If you don’t mind the expense, it’s a good idea to buy a couple more avocados than you actually need for this recipe. Inevitably, one will have some gnarly spots of rot inside, and you’ll want to throw it out. Also, don’t cut open your avocados until you’ve prepped the rest of the ingredients, because the flesh browns quickly when exposed to air.
Last, note that this recipe scales up nicely. At Essex, our batches are ten times this size, and we mix them in a bowl big enough to sit in.
Prepare all of the ingredients, and keep them close at hand. Then, and only then, cut the avocados in half, remove and discard the pits, and (very carefully, with the avocado skin still on) cube the flesh of the avocados with a small knife.
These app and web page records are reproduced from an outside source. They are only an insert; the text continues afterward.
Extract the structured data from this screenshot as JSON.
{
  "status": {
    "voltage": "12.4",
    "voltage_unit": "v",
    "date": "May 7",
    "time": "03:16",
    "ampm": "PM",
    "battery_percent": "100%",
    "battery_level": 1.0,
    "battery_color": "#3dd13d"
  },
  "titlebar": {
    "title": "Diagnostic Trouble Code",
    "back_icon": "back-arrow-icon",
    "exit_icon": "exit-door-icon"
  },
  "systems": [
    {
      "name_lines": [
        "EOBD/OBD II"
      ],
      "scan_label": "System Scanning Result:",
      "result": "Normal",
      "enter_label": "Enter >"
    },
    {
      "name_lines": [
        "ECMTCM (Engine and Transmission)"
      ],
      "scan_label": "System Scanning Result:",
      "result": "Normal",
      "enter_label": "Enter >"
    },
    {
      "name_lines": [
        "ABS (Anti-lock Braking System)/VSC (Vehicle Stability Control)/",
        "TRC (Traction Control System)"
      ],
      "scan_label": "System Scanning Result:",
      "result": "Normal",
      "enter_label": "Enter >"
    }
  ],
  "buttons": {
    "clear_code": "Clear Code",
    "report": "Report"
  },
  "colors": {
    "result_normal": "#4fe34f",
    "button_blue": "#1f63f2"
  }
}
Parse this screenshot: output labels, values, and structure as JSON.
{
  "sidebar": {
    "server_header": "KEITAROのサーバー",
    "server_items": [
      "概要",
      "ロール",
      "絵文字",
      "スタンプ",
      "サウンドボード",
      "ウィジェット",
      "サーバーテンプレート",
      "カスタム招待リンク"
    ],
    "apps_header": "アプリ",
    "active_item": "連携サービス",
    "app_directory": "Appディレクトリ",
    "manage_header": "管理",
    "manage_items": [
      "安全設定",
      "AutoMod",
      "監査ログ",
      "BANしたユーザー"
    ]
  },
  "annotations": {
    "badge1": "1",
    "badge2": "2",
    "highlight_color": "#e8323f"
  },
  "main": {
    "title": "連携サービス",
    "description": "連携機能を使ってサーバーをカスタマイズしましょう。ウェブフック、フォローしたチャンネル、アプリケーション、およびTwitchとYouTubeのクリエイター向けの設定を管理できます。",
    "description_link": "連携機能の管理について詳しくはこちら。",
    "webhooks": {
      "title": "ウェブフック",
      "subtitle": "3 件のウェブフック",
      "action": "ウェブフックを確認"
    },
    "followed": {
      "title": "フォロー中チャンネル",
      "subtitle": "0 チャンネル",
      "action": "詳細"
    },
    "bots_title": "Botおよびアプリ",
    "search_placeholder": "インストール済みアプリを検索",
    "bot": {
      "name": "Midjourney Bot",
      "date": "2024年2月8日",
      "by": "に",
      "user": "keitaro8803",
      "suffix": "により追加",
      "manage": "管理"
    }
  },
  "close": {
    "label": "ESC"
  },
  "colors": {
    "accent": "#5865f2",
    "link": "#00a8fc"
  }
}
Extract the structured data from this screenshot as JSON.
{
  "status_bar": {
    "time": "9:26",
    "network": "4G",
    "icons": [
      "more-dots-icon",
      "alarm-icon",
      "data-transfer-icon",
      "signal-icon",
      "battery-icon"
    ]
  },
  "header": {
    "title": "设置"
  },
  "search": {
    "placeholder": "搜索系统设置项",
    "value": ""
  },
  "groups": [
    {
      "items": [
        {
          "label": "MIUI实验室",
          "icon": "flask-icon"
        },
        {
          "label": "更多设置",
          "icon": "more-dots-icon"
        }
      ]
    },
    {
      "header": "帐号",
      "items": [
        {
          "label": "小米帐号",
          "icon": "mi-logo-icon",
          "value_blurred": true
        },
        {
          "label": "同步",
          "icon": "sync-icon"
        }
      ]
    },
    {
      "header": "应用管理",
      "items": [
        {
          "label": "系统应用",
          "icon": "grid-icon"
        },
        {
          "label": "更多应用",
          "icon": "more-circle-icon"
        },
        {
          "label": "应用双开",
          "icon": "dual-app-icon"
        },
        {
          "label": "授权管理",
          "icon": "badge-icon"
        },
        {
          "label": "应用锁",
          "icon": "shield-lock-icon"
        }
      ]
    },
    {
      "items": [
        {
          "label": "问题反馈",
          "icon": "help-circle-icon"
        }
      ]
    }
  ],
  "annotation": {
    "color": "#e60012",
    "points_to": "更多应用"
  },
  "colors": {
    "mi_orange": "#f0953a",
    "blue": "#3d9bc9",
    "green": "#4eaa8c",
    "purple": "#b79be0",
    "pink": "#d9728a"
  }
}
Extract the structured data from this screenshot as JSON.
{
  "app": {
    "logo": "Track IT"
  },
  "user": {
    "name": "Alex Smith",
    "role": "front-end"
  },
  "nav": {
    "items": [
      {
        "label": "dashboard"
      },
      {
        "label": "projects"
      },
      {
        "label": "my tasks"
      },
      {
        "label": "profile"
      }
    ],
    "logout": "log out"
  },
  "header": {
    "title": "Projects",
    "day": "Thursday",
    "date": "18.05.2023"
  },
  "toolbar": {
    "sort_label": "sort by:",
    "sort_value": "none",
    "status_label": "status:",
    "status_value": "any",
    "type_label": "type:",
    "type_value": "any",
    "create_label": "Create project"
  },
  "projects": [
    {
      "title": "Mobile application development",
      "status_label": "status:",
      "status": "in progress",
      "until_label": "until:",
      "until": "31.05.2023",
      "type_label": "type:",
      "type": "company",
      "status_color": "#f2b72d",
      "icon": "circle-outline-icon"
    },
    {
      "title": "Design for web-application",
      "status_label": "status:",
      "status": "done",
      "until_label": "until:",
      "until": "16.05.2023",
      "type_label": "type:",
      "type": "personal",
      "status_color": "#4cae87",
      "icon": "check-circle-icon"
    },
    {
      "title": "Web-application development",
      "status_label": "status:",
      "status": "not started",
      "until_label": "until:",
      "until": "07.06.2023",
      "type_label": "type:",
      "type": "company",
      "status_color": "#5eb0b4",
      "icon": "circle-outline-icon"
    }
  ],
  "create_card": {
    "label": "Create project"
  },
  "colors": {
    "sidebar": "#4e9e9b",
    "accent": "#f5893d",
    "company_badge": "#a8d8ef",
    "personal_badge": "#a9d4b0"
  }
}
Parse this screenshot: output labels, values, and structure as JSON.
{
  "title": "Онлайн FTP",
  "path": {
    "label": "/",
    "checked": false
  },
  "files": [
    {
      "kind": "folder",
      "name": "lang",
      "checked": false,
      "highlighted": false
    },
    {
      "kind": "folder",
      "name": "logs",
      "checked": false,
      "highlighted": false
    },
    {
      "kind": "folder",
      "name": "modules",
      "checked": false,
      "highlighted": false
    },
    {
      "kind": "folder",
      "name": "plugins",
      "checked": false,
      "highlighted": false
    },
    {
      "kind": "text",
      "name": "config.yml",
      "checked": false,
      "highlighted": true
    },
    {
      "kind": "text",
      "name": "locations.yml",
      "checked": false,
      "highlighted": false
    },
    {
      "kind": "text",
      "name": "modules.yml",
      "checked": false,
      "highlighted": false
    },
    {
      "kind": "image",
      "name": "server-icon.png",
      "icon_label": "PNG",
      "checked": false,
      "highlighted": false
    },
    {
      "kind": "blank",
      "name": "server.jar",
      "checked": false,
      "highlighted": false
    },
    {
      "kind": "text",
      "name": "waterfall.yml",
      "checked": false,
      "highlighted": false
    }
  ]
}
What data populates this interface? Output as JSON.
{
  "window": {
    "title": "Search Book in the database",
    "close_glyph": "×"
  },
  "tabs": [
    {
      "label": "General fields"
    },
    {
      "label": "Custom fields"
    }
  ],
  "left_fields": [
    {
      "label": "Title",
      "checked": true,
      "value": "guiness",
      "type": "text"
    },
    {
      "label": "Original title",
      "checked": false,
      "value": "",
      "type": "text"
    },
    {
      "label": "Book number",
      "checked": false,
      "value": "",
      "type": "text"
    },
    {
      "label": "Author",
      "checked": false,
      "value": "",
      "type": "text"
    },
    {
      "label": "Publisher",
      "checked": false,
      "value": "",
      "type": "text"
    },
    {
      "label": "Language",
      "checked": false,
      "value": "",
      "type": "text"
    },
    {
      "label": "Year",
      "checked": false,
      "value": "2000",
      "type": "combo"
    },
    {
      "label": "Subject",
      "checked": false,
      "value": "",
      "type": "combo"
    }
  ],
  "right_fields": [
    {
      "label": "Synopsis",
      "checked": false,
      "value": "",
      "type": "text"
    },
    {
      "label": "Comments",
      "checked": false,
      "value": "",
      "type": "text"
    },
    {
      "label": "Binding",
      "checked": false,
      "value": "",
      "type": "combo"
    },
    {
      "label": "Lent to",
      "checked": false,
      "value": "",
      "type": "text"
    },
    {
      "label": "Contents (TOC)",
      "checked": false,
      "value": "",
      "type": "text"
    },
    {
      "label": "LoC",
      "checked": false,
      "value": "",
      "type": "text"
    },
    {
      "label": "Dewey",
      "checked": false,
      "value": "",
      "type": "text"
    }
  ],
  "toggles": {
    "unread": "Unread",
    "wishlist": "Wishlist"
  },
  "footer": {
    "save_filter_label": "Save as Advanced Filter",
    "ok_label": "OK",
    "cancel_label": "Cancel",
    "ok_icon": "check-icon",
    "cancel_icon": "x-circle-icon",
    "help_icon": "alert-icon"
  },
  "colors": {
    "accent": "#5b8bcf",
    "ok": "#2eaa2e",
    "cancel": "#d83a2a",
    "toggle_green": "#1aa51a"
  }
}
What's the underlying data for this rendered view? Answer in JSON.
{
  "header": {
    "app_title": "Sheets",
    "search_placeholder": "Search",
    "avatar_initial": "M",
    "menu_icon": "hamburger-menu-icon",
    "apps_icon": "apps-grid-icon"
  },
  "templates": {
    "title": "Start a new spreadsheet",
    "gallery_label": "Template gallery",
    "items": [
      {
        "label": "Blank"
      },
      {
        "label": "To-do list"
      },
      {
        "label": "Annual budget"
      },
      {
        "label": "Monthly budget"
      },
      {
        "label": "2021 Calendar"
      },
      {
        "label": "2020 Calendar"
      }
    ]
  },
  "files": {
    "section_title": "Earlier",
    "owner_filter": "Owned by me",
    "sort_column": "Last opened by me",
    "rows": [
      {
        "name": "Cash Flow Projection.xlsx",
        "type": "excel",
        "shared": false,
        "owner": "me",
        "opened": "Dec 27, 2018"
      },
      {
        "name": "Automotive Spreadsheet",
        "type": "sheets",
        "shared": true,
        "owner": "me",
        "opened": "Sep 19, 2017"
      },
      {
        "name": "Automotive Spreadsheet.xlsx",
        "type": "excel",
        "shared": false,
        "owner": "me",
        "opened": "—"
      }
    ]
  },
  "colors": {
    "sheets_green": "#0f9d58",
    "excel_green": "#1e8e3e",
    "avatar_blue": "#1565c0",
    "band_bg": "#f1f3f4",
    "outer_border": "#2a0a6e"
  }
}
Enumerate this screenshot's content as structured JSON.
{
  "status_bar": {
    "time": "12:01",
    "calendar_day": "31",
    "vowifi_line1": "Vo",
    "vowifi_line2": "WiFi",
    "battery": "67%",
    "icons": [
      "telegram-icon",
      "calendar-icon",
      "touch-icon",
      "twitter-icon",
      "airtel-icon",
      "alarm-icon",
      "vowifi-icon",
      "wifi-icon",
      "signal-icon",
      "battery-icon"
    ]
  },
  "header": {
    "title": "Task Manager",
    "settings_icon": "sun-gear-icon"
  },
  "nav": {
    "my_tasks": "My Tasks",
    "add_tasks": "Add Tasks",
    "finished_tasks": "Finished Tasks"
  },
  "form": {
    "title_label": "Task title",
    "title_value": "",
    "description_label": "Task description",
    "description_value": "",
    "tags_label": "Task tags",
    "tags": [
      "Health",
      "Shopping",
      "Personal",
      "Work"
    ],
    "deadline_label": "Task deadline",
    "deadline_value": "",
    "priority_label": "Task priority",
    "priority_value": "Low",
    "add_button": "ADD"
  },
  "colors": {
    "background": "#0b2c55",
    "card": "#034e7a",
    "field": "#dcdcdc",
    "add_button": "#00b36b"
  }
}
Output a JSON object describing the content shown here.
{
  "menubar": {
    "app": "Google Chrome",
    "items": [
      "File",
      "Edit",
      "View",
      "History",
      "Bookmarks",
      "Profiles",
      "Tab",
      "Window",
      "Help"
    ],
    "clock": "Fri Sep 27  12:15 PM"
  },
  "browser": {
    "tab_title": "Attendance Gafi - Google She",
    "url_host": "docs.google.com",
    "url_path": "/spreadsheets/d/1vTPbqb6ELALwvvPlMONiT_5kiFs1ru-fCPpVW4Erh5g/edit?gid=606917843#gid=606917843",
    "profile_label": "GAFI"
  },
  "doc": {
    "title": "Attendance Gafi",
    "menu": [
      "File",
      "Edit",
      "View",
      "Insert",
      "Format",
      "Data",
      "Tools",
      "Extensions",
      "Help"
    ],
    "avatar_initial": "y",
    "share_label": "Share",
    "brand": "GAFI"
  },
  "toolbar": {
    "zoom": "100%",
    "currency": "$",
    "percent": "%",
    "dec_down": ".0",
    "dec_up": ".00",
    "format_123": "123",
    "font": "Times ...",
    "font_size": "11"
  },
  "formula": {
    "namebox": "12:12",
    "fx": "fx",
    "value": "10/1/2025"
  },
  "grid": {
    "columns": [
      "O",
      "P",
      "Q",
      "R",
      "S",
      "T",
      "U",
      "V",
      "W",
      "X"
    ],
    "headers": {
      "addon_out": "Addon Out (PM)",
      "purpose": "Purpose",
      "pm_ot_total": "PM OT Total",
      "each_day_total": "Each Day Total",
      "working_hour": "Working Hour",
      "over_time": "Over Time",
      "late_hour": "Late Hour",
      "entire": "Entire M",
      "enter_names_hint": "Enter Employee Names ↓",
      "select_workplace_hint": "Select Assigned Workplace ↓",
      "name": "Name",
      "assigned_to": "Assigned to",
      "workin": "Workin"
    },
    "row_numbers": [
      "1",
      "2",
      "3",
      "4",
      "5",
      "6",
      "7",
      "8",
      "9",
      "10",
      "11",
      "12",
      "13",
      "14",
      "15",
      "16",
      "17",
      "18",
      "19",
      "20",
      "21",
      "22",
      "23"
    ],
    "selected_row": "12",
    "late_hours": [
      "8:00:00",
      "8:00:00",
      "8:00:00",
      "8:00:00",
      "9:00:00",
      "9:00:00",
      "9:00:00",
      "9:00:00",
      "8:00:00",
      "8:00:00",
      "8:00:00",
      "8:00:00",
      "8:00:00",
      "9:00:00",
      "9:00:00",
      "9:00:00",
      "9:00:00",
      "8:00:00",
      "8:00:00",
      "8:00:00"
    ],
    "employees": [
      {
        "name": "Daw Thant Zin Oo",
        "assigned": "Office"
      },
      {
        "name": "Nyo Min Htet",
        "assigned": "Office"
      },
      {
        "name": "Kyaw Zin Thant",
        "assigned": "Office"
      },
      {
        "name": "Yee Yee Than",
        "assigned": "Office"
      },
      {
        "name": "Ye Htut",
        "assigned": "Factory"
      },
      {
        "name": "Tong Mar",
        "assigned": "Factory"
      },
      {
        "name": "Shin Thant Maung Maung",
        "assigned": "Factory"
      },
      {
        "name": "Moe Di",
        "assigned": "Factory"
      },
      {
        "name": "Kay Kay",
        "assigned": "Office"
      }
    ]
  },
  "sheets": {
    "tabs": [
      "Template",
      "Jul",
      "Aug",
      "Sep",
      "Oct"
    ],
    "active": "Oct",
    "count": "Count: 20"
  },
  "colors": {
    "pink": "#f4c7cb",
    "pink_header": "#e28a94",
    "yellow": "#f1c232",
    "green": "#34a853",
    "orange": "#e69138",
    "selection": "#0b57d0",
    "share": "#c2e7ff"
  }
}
Use a spoon to scoop the cubed flesh into a medium bowl. Dump the rest of the ingredients on top of the avocados, and then go after the mixture with two forks or a potato masher, stirring and smashing until you like the texture. Taste, and adjust seasoning. It will likely need more salt, and you may also want more black pepper. If you’d like your guacamole to be spicier, add more chopped jalapeno or serrano. If you’d like more garlic flavor, add another half a clove. Note that the freshly made guacamole will be quite lime-y, but don’t worry, because the lime flavor will mellow with time. (That said, if you still think the lime is too dominant, feel free to add a dribble of olive oil.)
When the flavor is to your liking, press plastic wrap directly against the surface to keep air away, and chill for at least 1 hour before serving. Guacamole will keep this way without browning for at least a day, and it’ll still taste good after a few days, though it will probably discolor at the surface.
Yield: depends on how guacamole-crazed you are, but probably enough for 4 to 8 adults